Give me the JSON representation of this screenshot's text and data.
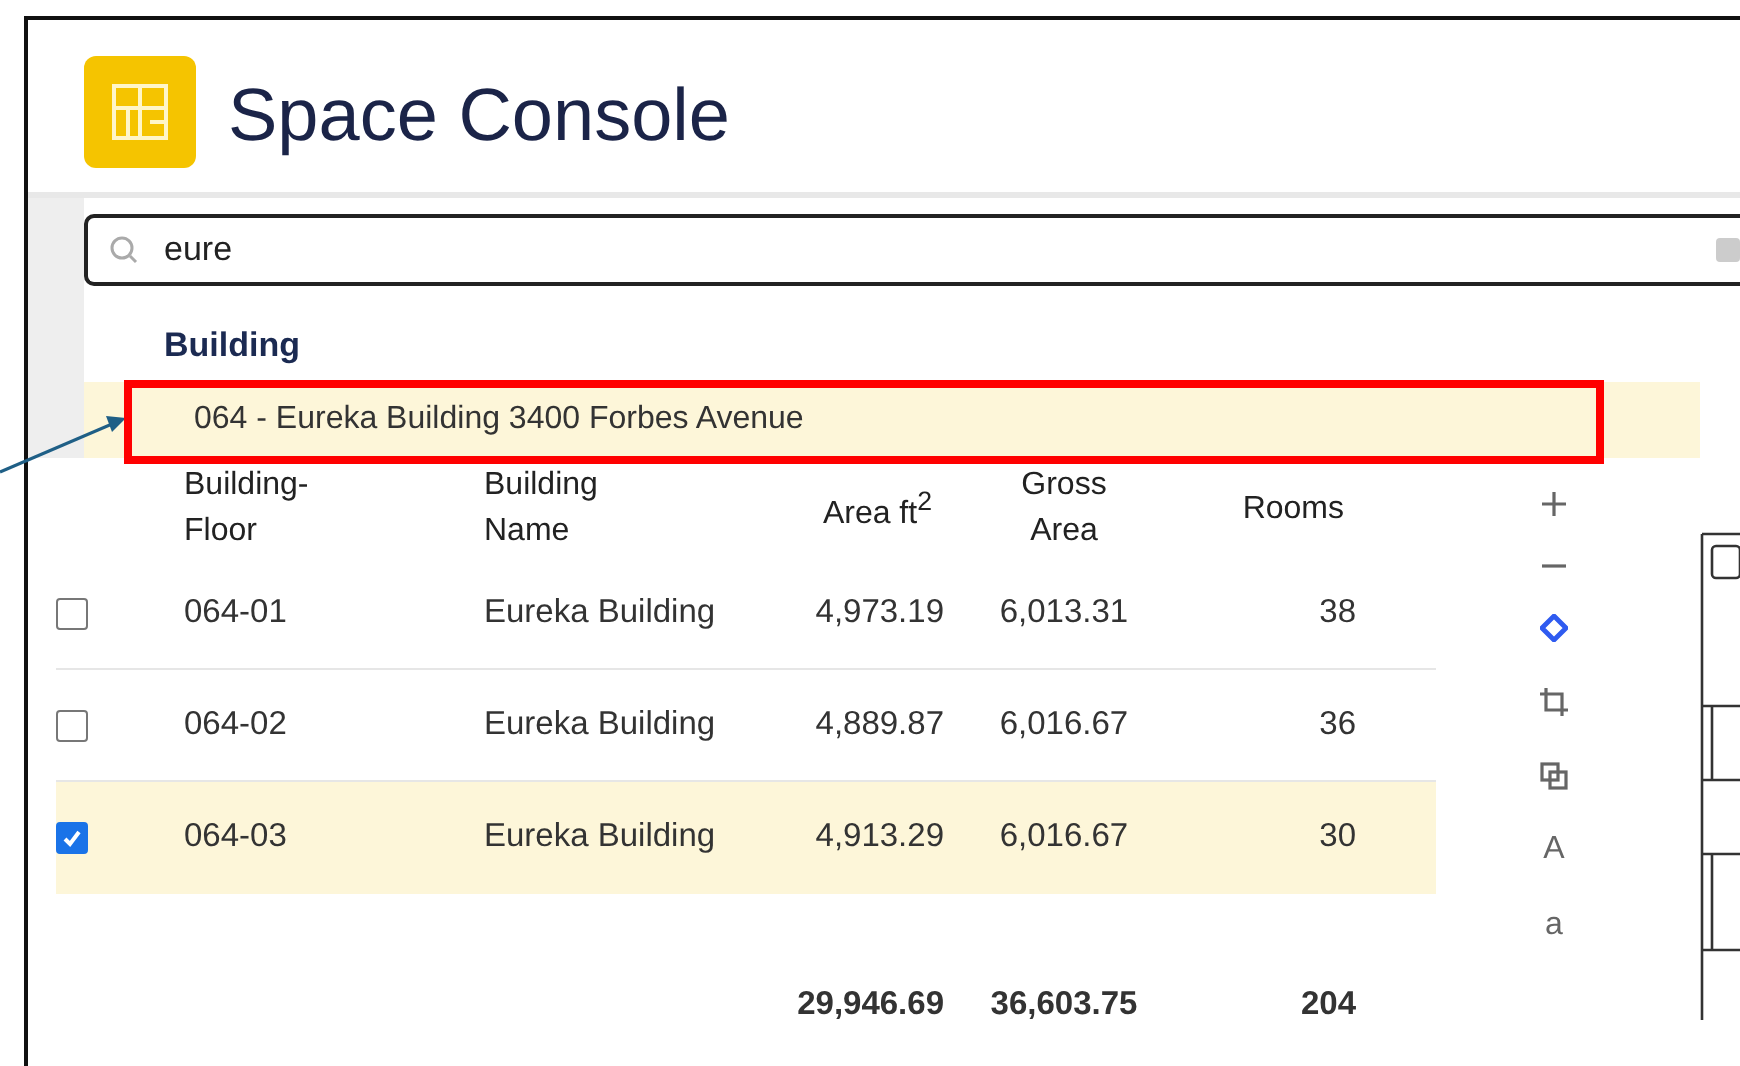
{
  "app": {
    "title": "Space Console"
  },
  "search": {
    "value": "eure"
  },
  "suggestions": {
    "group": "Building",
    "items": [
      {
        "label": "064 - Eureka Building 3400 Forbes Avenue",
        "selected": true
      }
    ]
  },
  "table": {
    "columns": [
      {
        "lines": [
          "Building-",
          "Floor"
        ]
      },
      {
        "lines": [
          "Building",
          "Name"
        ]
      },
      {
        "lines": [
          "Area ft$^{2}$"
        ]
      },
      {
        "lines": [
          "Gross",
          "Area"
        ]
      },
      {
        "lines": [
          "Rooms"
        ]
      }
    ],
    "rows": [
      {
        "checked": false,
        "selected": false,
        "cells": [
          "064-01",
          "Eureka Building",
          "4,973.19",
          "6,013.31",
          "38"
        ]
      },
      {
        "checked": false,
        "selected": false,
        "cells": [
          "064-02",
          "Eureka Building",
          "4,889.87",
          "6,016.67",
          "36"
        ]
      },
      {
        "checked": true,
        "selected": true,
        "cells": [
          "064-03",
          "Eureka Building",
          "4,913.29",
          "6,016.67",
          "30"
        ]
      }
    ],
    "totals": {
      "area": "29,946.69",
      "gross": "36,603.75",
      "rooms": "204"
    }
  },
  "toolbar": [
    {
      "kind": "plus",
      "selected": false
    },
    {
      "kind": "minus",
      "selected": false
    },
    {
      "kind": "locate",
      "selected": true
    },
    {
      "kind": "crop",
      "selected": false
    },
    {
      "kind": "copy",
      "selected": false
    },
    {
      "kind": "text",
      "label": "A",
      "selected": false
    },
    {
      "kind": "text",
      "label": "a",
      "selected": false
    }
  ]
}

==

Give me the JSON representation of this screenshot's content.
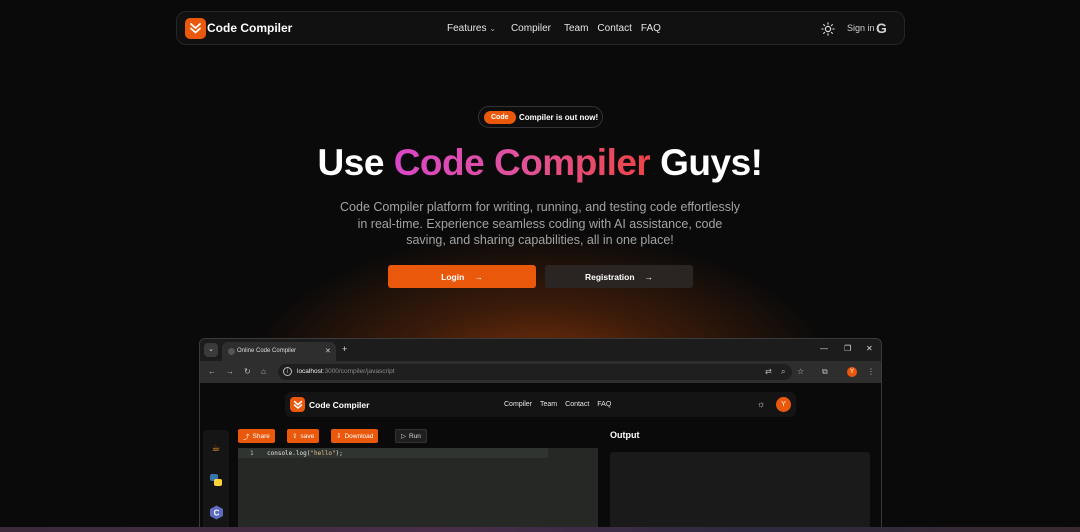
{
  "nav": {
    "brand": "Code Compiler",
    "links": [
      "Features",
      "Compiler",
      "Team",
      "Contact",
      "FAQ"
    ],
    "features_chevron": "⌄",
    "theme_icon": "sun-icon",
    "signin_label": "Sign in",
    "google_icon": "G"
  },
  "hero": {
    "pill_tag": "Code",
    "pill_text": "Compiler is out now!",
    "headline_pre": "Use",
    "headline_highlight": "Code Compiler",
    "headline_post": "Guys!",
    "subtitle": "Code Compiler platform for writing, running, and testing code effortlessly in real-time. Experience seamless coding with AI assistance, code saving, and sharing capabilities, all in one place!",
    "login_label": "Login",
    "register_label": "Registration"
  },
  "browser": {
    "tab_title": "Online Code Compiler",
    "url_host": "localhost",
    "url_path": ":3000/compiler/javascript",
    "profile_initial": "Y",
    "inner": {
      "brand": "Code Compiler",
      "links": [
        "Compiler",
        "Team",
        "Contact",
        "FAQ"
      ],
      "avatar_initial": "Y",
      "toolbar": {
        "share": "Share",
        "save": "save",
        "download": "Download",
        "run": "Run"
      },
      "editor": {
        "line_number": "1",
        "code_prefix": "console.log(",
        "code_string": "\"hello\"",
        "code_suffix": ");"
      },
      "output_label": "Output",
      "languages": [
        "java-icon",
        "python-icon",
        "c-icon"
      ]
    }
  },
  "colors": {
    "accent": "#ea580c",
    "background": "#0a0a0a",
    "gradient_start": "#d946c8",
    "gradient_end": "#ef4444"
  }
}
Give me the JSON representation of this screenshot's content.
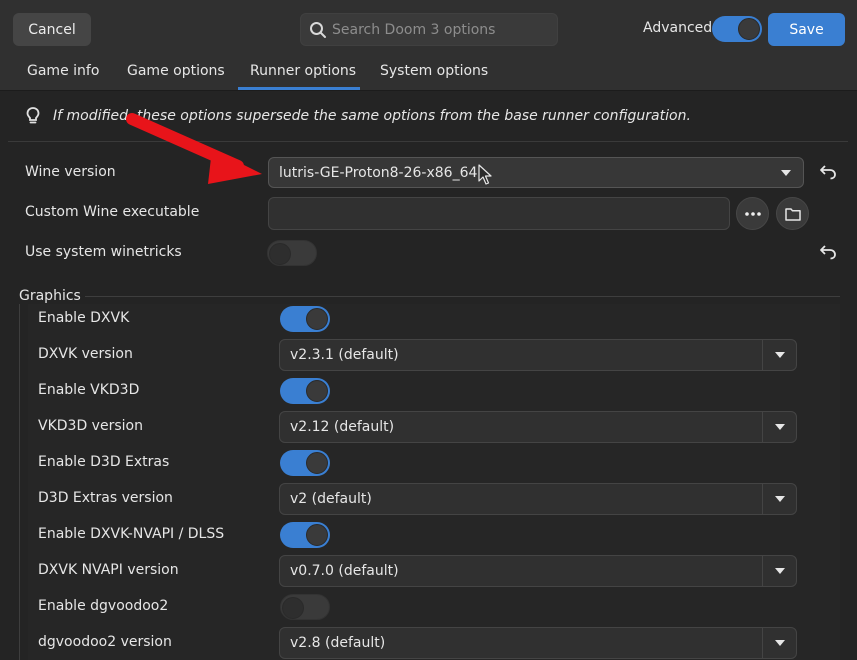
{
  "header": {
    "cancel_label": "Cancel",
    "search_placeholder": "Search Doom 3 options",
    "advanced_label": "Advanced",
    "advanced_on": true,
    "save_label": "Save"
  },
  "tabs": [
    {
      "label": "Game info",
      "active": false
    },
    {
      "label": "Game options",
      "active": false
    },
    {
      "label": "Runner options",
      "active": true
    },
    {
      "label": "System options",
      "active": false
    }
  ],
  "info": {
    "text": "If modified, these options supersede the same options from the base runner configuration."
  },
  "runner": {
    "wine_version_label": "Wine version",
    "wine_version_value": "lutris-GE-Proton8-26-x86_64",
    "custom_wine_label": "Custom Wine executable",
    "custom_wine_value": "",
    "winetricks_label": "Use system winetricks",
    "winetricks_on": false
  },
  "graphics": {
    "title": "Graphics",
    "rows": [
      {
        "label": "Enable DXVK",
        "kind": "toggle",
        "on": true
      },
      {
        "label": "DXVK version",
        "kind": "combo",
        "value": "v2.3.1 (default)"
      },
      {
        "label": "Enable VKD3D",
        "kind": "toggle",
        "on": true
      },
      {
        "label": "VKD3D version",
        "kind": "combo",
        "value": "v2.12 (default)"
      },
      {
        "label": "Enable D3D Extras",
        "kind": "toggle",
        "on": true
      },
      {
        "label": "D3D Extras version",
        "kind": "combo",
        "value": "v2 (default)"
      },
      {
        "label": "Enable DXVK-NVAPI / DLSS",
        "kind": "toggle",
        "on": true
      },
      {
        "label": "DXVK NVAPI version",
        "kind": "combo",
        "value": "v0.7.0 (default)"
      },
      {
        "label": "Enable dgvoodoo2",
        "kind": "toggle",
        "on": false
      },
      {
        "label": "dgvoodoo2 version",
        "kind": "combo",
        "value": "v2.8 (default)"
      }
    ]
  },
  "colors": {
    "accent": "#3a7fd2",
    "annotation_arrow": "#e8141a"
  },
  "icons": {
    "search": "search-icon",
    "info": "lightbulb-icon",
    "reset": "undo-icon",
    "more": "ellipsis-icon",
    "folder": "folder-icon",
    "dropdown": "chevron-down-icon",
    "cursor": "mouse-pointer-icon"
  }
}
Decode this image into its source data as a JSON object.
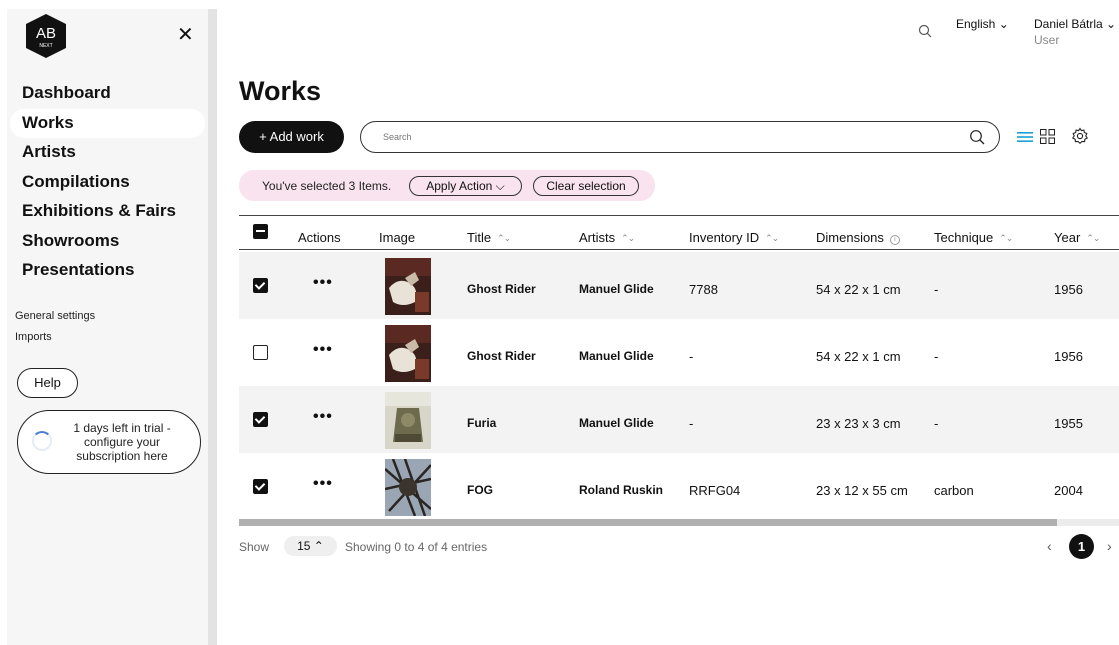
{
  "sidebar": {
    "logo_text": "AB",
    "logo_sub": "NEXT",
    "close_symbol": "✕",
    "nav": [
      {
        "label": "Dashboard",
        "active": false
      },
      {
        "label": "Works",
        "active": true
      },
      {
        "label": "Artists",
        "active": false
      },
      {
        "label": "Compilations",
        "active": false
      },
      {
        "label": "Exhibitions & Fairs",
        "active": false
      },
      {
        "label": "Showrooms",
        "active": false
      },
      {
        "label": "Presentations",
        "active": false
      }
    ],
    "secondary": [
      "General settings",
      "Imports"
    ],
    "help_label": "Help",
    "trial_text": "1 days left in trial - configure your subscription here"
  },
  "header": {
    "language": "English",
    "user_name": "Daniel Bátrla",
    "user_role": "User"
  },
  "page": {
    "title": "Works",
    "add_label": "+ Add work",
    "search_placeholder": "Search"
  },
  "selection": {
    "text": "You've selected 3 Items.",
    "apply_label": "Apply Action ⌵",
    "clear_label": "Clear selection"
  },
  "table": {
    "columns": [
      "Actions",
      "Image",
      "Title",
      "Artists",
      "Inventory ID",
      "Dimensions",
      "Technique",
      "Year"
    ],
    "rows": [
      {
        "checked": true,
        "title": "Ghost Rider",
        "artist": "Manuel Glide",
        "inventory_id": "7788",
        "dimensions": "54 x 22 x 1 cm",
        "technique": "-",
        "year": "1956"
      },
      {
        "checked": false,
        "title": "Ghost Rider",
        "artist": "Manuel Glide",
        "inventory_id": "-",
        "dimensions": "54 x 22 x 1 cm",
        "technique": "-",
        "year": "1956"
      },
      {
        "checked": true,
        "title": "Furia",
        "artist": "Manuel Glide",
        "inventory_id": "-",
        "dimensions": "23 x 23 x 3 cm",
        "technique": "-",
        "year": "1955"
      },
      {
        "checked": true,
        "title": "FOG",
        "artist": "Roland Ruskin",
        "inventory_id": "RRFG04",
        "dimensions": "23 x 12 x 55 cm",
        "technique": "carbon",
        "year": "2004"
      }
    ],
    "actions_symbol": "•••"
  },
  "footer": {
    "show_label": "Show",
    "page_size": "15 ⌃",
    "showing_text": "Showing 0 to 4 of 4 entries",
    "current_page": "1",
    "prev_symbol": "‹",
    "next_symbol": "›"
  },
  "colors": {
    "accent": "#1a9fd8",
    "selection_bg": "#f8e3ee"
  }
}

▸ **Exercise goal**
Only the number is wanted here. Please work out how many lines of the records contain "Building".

▸ **Exercise result**
7